### What to work on
What lines in the data below mention the string "Brake"? Copy them out.
--- Material shown ---
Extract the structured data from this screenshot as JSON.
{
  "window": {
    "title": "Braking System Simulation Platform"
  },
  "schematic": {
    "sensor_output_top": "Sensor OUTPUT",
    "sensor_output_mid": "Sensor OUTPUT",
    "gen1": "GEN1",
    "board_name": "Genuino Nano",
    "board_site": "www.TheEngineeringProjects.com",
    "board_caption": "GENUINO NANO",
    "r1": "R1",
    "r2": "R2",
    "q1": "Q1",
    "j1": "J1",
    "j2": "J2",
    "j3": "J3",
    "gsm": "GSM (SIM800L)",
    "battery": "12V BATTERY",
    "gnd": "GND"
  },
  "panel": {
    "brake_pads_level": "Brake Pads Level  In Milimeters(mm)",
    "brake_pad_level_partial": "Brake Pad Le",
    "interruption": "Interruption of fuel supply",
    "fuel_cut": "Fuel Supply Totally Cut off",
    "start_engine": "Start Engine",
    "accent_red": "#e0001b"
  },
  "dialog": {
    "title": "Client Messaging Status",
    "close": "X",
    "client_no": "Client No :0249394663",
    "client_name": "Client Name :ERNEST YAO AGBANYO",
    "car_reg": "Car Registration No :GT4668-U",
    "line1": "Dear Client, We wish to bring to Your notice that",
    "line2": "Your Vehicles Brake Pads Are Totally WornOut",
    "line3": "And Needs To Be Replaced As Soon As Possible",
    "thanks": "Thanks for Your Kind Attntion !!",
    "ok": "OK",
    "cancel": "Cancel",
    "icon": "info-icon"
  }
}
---
### Solution to this problem
    "brake_pads_level": "Brake Pads Level  In Milimeters(mm)",
    "brake_pad_level_partial": "Brake Pad Le",
    "line2": "Your Vehicles Brake Pads Are Totally WornOut",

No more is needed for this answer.